Items from an interface collection.
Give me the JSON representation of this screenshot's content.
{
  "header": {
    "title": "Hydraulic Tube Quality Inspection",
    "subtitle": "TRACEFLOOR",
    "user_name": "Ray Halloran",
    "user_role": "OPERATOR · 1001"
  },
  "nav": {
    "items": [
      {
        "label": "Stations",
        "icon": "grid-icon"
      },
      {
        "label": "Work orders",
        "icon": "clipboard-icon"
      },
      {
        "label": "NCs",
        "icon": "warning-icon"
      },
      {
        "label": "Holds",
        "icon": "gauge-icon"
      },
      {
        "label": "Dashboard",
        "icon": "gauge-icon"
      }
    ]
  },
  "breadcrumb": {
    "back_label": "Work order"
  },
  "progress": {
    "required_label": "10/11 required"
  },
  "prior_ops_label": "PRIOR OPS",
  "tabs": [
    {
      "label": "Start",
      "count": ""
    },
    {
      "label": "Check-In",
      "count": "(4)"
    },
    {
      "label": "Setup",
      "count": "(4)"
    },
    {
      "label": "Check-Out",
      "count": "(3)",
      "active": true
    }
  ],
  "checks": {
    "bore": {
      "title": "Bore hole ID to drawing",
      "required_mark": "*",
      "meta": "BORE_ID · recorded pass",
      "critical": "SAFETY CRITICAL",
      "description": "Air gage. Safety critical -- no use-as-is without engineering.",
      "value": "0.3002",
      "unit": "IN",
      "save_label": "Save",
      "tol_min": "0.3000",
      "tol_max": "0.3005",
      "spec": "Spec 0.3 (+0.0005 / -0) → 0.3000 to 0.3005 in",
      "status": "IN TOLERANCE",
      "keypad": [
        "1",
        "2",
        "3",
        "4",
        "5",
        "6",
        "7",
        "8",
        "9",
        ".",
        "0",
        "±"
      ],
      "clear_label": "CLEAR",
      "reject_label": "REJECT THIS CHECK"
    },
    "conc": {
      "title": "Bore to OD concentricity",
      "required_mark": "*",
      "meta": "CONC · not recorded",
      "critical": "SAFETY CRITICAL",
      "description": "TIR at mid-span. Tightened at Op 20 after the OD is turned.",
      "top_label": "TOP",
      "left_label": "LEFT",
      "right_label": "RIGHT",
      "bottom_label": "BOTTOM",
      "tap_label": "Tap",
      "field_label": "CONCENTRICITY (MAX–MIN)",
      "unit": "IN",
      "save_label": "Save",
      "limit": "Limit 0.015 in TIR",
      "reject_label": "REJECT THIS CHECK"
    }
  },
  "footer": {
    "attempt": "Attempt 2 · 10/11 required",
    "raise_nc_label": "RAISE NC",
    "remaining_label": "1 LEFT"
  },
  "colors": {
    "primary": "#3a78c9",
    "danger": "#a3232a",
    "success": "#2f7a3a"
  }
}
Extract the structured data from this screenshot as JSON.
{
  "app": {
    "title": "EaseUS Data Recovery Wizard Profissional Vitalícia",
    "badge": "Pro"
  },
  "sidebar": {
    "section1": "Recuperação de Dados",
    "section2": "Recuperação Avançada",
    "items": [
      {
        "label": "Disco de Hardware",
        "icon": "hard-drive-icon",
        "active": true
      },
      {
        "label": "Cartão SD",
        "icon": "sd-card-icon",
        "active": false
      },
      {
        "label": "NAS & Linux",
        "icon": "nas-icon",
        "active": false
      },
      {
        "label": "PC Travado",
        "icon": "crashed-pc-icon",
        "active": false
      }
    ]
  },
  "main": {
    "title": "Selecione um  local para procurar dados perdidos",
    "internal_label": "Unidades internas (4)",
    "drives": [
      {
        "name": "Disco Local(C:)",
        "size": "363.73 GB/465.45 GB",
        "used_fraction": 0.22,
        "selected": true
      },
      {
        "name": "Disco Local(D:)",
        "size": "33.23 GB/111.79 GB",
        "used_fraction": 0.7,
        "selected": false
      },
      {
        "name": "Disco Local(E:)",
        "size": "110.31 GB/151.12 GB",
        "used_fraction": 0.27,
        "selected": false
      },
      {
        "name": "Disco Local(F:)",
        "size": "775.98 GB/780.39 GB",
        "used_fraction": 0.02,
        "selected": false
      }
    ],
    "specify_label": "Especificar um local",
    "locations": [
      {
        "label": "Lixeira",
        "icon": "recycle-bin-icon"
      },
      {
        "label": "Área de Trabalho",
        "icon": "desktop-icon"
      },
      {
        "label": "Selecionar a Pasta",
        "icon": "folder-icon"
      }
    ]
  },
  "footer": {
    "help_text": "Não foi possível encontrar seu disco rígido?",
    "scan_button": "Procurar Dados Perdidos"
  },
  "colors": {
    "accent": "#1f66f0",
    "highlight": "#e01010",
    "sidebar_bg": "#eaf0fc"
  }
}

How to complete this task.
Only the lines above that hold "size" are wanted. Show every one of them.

Answer to this problem.
        "size": "363.73 GB/465.45 GB",
        "size": "33.23 GB/111.79 GB",
        "size": "110.31 GB/151.12 GB",
        "size": "775.98 GB/780.39 GB",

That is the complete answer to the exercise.